PROVIDED MATERIAL:
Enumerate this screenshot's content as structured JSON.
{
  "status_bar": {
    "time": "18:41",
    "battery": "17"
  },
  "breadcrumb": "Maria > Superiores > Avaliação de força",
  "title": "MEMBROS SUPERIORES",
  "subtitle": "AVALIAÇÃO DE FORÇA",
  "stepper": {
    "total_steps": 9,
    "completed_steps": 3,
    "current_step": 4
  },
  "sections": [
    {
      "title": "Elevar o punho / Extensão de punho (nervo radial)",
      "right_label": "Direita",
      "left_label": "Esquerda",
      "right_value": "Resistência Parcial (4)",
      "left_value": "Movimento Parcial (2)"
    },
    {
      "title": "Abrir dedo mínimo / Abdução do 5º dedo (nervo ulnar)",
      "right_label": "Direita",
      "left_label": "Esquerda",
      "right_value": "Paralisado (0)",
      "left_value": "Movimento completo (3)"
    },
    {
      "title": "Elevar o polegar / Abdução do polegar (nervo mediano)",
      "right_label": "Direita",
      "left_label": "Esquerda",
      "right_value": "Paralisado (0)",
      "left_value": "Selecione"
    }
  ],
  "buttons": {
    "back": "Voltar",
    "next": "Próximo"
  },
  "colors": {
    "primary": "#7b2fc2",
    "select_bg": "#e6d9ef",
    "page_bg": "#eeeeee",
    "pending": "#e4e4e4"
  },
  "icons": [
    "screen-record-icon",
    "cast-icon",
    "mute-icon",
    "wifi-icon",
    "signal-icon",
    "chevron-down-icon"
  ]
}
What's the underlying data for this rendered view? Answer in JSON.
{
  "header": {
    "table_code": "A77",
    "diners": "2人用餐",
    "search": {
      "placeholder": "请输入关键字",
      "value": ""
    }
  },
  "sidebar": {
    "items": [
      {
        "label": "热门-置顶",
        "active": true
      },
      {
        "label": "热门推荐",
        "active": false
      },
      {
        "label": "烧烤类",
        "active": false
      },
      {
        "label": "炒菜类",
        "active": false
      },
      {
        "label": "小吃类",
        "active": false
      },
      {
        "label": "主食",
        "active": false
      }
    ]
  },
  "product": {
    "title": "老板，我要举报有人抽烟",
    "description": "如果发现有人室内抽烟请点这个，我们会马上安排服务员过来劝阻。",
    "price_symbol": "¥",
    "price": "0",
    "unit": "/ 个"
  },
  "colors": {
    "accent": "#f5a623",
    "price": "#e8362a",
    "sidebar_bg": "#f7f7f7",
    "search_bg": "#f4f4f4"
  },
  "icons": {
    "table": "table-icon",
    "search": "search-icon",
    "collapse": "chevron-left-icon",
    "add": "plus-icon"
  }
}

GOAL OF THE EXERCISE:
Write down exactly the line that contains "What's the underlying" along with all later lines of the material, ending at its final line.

RESPONSE TO THE EXERCISE:
What's the underlying data for this rendered view? Answer in JSON.
{
  "header": {
    "table_code": "A77",
    "diners": "2人用餐",
    "search": {
      "placeholder": "请输入关键字",
      "value": ""
    }
  },
  "sidebar": {
    "items": [
      {
        "label": "热门-置顶",
        "active": true
      },
      {
        "label": "热门推荐",
        "active": false
      },
      {
        "label": "烧烤类",
        "active": false
      },
      {
        "label": "炒菜类",
        "active": false
      },
      {
        "label": "小吃类",
        "active": false
      },
      {
        "label": "主食",
        "active": false
      }
    ]
  },
  "product": {
    "title": "老板，我要举报有人抽烟",
    "description": "如果发现有人室内抽烟请点这个，我们会马上安排服务员过来劝阻。",
    "price_symbol": "¥",
    "price": "0",
    "unit": "/ 个"
  },
  "colors": {
    "accent": "#f5a623",
    "price": "#e8362a",
    "sidebar_bg": "#f7f7f7",
    "search_bg": "#f4f4f4"
  },
  "icons": {
    "table": "table-icon",
    "search": "search-icon",
    "collapse": "chevron-left-icon",
    "add": "plus-icon"
  }
}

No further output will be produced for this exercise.